### Work required
Without the pictures, return each record as it appears.

Excerpts from an interface dataset
--------
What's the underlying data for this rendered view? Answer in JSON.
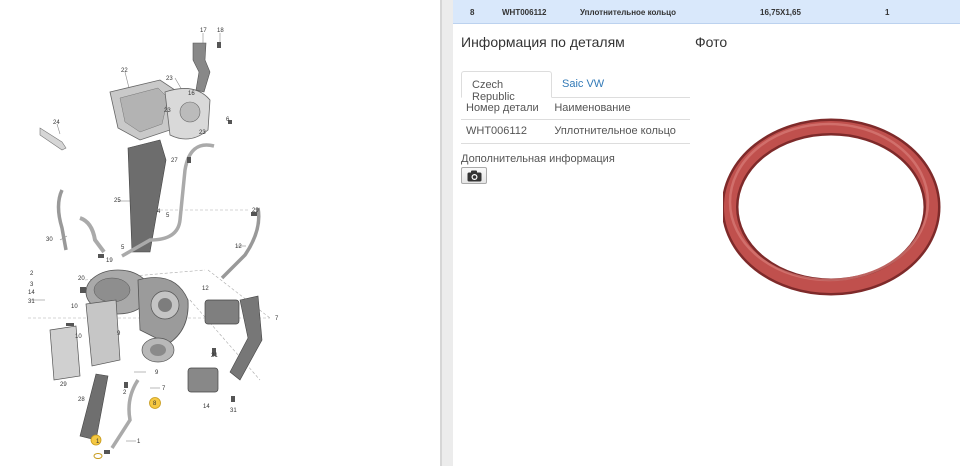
{
  "selected_row": {
    "number": "8",
    "part_number": "WHT006112",
    "name": "Уплотнительное кольцо",
    "size": "16,75X1,65",
    "quantity": "1"
  },
  "details": {
    "heading": "Информация по деталям",
    "photo_heading": "Фото",
    "tabs": [
      {
        "label": "Czech Republic",
        "active": true
      },
      {
        "label": "Saic VW",
        "active": false
      }
    ],
    "table": {
      "headers": [
        "Номер детали",
        "Наименование"
      ],
      "rows": [
        [
          "WHT006112",
          "Уплотнительное кольцо"
        ]
      ]
    },
    "extra_info": "Дополнительная информация",
    "camera_icon": "camera-icon"
  },
  "diagram": {
    "callouts": [
      "17",
      "18",
      "22",
      "23",
      "24",
      "25",
      "26",
      "27",
      "28",
      "29",
      "30",
      "12",
      "14",
      "31",
      "7",
      "9",
      "1",
      "6",
      "4",
      "2",
      "3",
      "5",
      "10",
      "11",
      "13",
      "15",
      "8"
    ],
    "highlight_color": "#f5c842"
  },
  "photo": {
    "subject": "o-ring",
    "color": "#c0504d"
  }
}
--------
### Final answer
What's the underlying data for this rendered view? Answer in JSON.
{
  "selected_row": {
    "number": "8",
    "part_number": "WHT006112",
    "name": "Уплотнительное кольцо",
    "size": "16,75X1,65",
    "quantity": "1"
  },
  "details": {
    "heading": "Информация по деталям",
    "photo_heading": "Фото",
    "tabs": [
      {
        "label": "Czech Republic",
        "active": true
      },
      {
        "label": "Saic VW",
        "active": false
      }
    ],
    "table": {
      "headers": [
        "Номер детали",
        "Наименование"
      ],
      "rows": [
        [
          "WHT006112",
          "Уплотнительное кольцо"
        ]
      ]
    },
    "extra_info": "Дополнительная информация",
    "camera_icon": "camera-icon"
  },
  "diagram": {
    "callouts": [
      "17",
      "18",
      "22",
      "23",
      "24",
      "25",
      "26",
      "27",
      "28",
      "29",
      "30",
      "12",
      "14",
      "31",
      "7",
      "9",
      "1",
      "6",
      "4",
      "2",
      "3",
      "5",
      "10",
      "11",
      "13",
      "15",
      "8"
    ],
    "highlight_color": "#f5c842"
  },
  "photo": {
    "subject": "o-ring",
    "color": "#c0504d"
  }
}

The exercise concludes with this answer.